My music is mostly inspired by living in San Diego. Growing up there inspires what I make now. Sonically—the Latin influence, the ocean sounds, [and] the nature aspect in my music are [all] influenced by San Diego.
Were you making music when you lived there?
I’ve written songs [since I was 14], but I started producing here. [New York] pushes me to do different things and blend a lot of genres that I hear.
What are some of those genres?
Techno, but also indie pop, indie rock, dream pop, lots of more experimental electronic music. But also the Latin pop I grew up listening to with my family. It’s like a big mix of all these things.
Who are some of those Latin influences?
I grew up listening to Julieta Venegas, Shakira.
You were at SXSW this year. Had you been before?
It was my second year. I feel like I got more out of it this year. I went to more shows, and I had more shows. I met people from my label and got to connect with some artists, too.
I went with my girlfriend, and she also plays music, so we were basically jumping from my shows, to her shows, to my shows, to her shows.
What is her act?
When did you two first meet?
Have you ever collaborated?
Yeah. I helped her produce a song recently.
You have an EP in the works. How’d you get connected to Rusty [Santos], who’s producing it with you?
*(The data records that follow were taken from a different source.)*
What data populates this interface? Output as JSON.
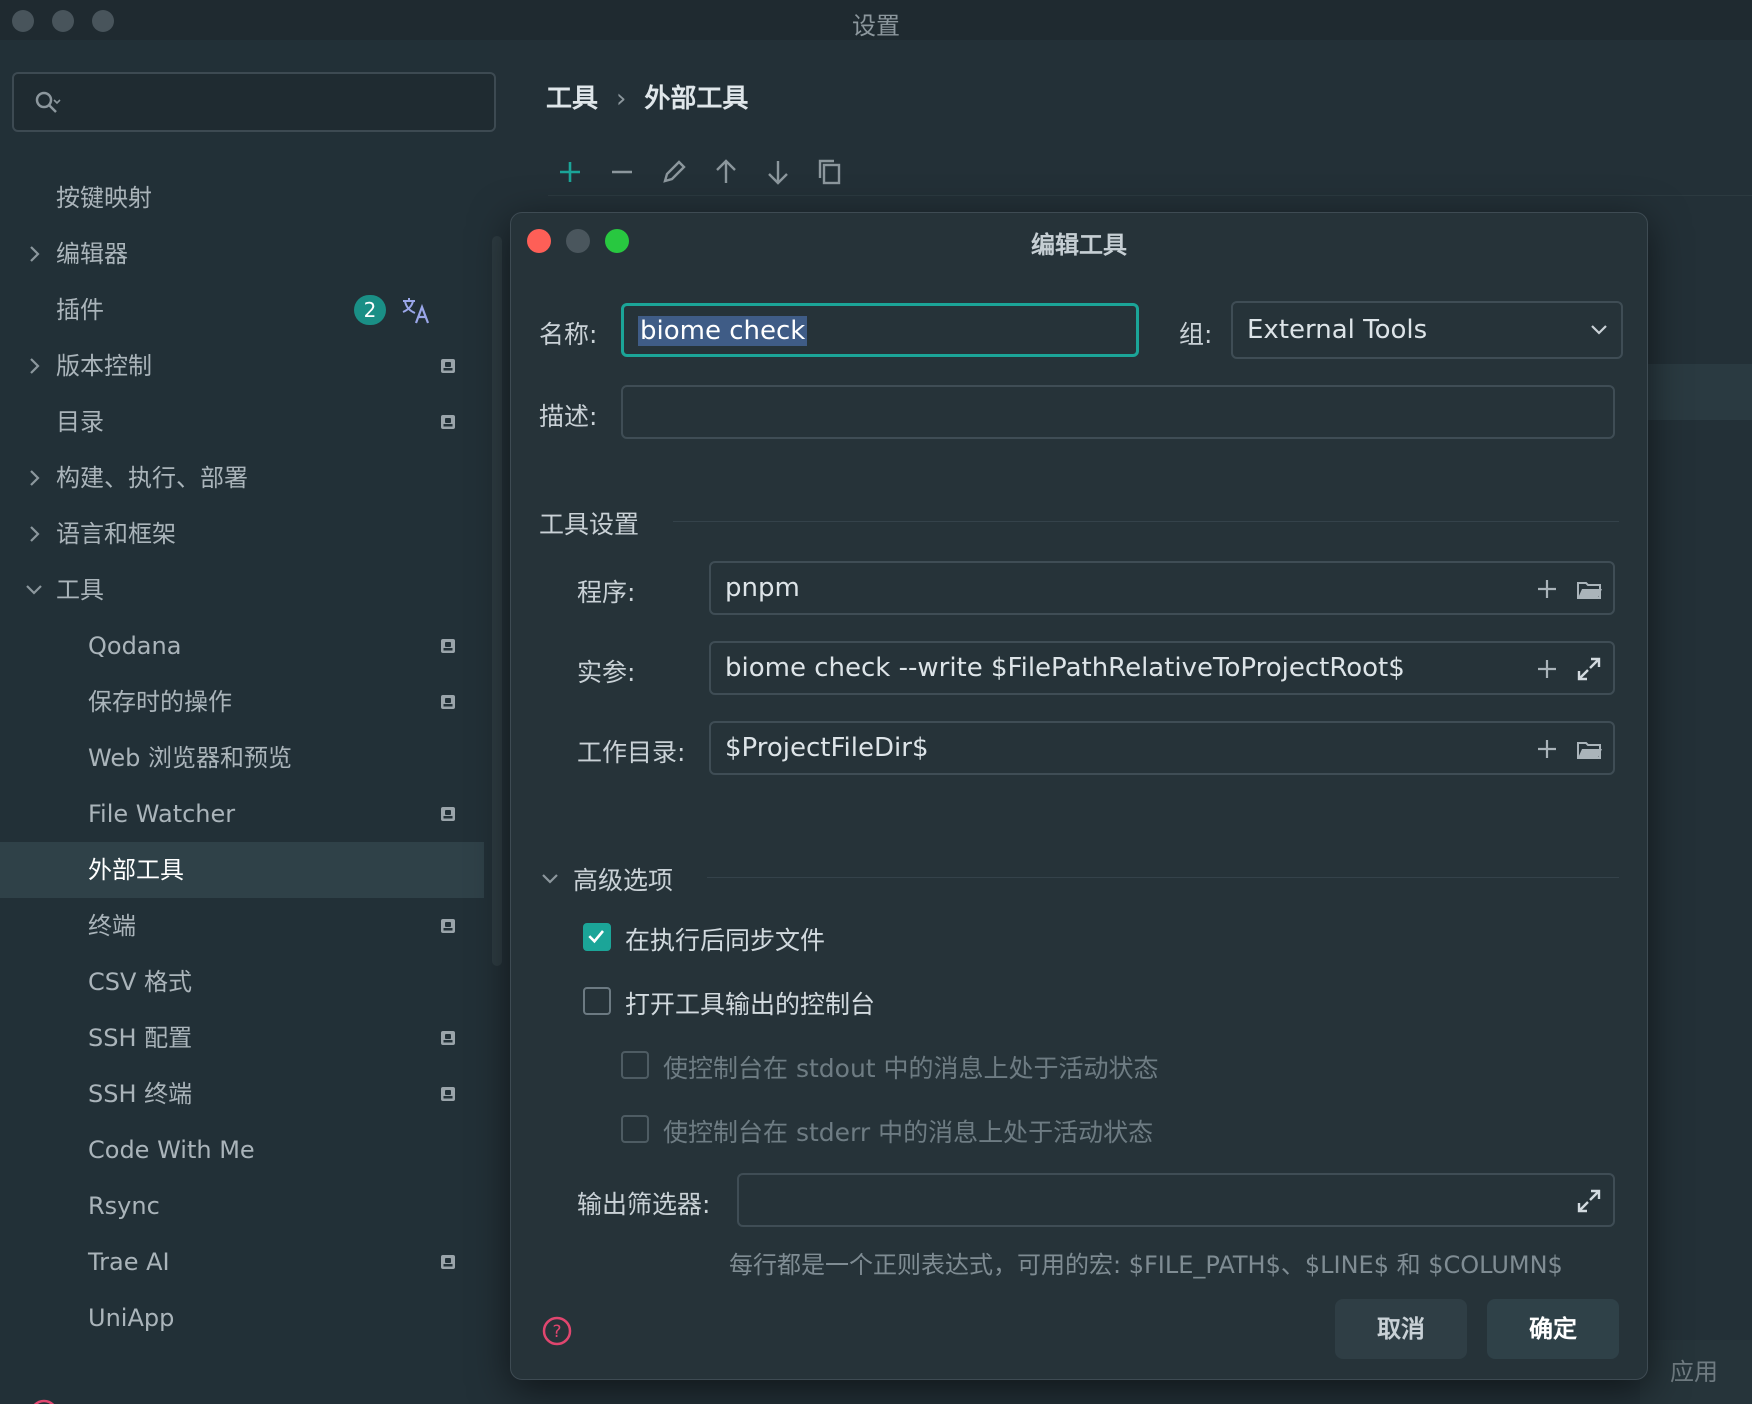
{
  "window": {
    "title": "设置"
  },
  "sidebar": {
    "search_placeholder": "",
    "items": [
      {
        "label": "按键映射",
        "expand": "none",
        "indent": 0,
        "managed": false
      },
      {
        "label": "编辑器",
        "expand": "collapsed",
        "indent": 0,
        "managed": false
      },
      {
        "label": "插件",
        "expand": "none",
        "indent": 0,
        "managed": false,
        "count": "2"
      },
      {
        "label": "版本控制",
        "expand": "collapsed",
        "indent": 0,
        "managed": true
      },
      {
        "label": "目录",
        "expand": "none",
        "indent": 0,
        "managed": true
      },
      {
        "label": "构建、执行、部署",
        "expand": "collapsed",
        "indent": 0,
        "managed": false
      },
      {
        "label": "语言和框架",
        "expand": "collapsed",
        "indent": 0,
        "managed": false
      },
      {
        "label": "工具",
        "expand": "expanded",
        "indent": 0,
        "managed": false
      },
      {
        "label": "Qodana",
        "expand": "none",
        "indent": 1,
        "managed": true
      },
      {
        "label": "保存时的操作",
        "expand": "none",
        "indent": 1,
        "managed": true
      },
      {
        "label": "Web 浏览器和预览",
        "expand": "none",
        "indent": 1,
        "managed": false
      },
      {
        "label": "File Watcher",
        "expand": "none",
        "indent": 1,
        "managed": true
      },
      {
        "label": "外部工具",
        "expand": "none",
        "indent": 1,
        "managed": false,
        "selected": true
      },
      {
        "label": "终端",
        "expand": "none",
        "indent": 1,
        "managed": true
      },
      {
        "label": "CSV 格式",
        "expand": "none",
        "indent": 1,
        "managed": false
      },
      {
        "label": "SSH 配置",
        "expand": "none",
        "indent": 1,
        "managed": true
      },
      {
        "label": "SSH 终端",
        "expand": "none",
        "indent": 1,
        "managed": true
      },
      {
        "label": "Code With Me",
        "expand": "none",
        "indent": 1,
        "managed": false
      },
      {
        "label": "Rsync",
        "expand": "none",
        "indent": 1,
        "managed": false
      },
      {
        "label": "Trae AI",
        "expand": "none",
        "indent": 1,
        "managed": true
      },
      {
        "label": "UniApp",
        "expand": "none",
        "indent": 1,
        "managed": false
      }
    ]
  },
  "breadcrumb": {
    "parent": "工具",
    "sep": "›",
    "current": "外部工具"
  },
  "toolbar_icons": [
    "add-icon",
    "remove-icon",
    "edit-icon",
    "move-up-icon",
    "move-down-icon",
    "copy-icon"
  ],
  "footer": {
    "apply_label": "应用(A)"
  },
  "dialog": {
    "title": "编辑工具",
    "name_label": "名称:",
    "name_value": "biome check",
    "group_label": "组:",
    "group_value": "External Tools",
    "desc_label": "描述:",
    "desc_value": "",
    "tool_settings_title": "工具设置",
    "program_label": "程序:",
    "program_value": "pnpm",
    "args_label": "实参:",
    "args_value": "biome check --write $FilePathRelativeToProjectRoot$",
    "workdir_label": "工作目录:",
    "workdir_value": "$ProjectFileDir$",
    "advanced_title": "高级选项",
    "sync_files_label": "在执行后同步文件",
    "open_console_label": "打开工具输出的控制台",
    "stdout_label": "使控制台在 stdout 中的消息上处于活动状态",
    "stderr_label": "使控制台在 stderr 中的消息上处于活动状态",
    "output_filter_label": "输出筛选器:",
    "output_filter_value": "",
    "hint": "每行都是一个正则表达式，可用的宏: $FILE_PATH$、$LINE$ 和 $COLUMN$",
    "cancel_label": "取消",
    "ok_label": "确定",
    "checks": {
      "sync_files": true,
      "open_console": false,
      "stdout": false,
      "stderr": false
    }
  },
  "colors": {
    "accent": "#1ba598",
    "selection": "#3f5c86",
    "close": "#fe5f57",
    "zoom": "#28c840"
  }
}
My manager’s friends with Noah [Lennox] from Panda Bear, and Rusty works with him and Animal Collective. So for a while, I was looking for a producer to work with, and that was the best fit, because when I first started making music, I was influenced by Animal Collective and Panda Bear. And also Rusty has been working with Latin artists. He got what I was trying to do from the start.
Did you record the EP here? What was that process like?
No. [Rusty] lives in LA, so I flew to LA. My sister was living there at the time, so I stayed with her. We were in the studio for four days, and I basically just took a bunch of demos, and we reworked some of them and made some new songs, but we finished everything in those four days. I think in that period of time I [got] a better sense of the sound and overall vibe of [the EP].
How would you describe that vibe?
It’s urban and a little psychedelic. Urban and pop-y. Dark but also bright.
Who are some recent inspirations?
Do you think they’ve trickled into the EP at all?
Yeah, I think so.
Well, Juana Molina—she’s an Argentinian singer-songwriter and [her music is] kinda psych-rock-y, but electronic, but Latin-pop-y also. Her lyrics are very abstract, and she layers a lot of vocals, so that made its way into my sound during that time.
Just how playful the music is. Also, there’s a lot of transitions in each song, and all the songs are pretty short. I love doing that with my music. It’s very fast-paced, but really short.
What makes a really good live set for you?
Definitely the sound. That’s a big thing for me: If [the sound is] loud and boom-y, I’ll be happy and comfortable. It allows me to move around and engage with the audience more.
Do you have favorite venues here?
I like playing at Baby’s All Right—and Elsewhere too. They have a really good sound system. [That’s] pretty important.
What’s next for you? Do you see yourself touring more? Working on an album?
Yeah, I’m already working on my album, which I’m hoping to record and finish in the Summer. In May I’m doing an East Coast tour with Diane Coffee, and then in July I’m doing a West Coast tour. That’s going to be my first headlining tour.